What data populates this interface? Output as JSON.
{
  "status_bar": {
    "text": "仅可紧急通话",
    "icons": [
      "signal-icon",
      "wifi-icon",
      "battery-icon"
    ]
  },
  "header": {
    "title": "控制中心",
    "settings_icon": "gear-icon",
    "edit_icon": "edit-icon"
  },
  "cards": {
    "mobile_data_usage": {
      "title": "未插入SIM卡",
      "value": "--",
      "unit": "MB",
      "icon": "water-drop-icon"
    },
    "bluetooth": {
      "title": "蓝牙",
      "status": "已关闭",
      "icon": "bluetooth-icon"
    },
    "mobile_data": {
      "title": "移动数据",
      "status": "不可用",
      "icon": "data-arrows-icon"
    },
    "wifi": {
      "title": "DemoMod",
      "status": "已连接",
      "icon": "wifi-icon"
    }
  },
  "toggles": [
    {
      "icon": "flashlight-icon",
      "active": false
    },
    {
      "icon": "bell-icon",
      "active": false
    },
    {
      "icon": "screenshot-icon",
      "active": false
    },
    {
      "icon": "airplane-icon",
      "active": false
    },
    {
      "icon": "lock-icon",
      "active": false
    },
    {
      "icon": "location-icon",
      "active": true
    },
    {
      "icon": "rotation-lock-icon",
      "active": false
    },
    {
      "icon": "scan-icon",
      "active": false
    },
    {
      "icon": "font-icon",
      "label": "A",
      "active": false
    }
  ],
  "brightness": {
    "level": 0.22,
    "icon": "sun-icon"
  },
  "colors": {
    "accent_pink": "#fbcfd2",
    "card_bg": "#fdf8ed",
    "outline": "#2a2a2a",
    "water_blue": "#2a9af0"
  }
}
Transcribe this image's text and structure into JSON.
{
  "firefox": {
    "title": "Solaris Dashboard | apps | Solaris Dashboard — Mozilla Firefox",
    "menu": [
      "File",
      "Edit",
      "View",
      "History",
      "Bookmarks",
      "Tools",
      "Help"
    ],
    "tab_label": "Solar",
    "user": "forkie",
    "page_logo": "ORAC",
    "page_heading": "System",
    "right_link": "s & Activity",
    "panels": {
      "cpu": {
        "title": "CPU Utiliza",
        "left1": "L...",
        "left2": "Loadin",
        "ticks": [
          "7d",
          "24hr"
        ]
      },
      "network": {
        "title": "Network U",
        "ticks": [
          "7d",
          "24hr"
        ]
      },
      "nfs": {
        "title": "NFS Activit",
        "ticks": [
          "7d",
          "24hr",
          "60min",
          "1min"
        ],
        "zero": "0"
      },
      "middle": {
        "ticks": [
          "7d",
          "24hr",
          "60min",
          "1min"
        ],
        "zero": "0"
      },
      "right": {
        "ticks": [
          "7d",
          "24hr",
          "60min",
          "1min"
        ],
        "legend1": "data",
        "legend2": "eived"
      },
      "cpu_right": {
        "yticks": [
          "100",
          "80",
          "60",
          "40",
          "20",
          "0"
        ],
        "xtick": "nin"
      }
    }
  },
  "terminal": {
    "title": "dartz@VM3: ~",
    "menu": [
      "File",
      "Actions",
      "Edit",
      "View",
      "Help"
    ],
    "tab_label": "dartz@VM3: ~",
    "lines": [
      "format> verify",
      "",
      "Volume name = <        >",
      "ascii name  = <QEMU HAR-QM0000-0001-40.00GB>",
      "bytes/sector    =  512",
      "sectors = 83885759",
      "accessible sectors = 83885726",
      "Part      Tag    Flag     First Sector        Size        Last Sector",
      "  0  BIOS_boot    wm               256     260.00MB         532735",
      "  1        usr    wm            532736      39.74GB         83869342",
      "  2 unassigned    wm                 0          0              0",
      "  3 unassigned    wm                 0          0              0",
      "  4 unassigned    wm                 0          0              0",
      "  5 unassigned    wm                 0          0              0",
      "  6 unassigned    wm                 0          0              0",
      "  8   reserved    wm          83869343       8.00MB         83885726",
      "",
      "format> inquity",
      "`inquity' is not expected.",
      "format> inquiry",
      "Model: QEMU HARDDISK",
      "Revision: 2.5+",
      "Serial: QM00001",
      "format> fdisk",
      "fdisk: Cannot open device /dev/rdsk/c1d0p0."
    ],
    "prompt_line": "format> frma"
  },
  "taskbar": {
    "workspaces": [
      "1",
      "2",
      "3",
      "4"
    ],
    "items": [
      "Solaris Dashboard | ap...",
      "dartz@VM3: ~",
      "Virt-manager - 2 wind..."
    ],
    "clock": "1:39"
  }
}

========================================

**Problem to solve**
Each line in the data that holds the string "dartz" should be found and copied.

**Solution for this task**
    "title": "dartz@VM3: ~",
    "tab_label": "dartz@VM3: ~",
      "dartz@VM3: ~",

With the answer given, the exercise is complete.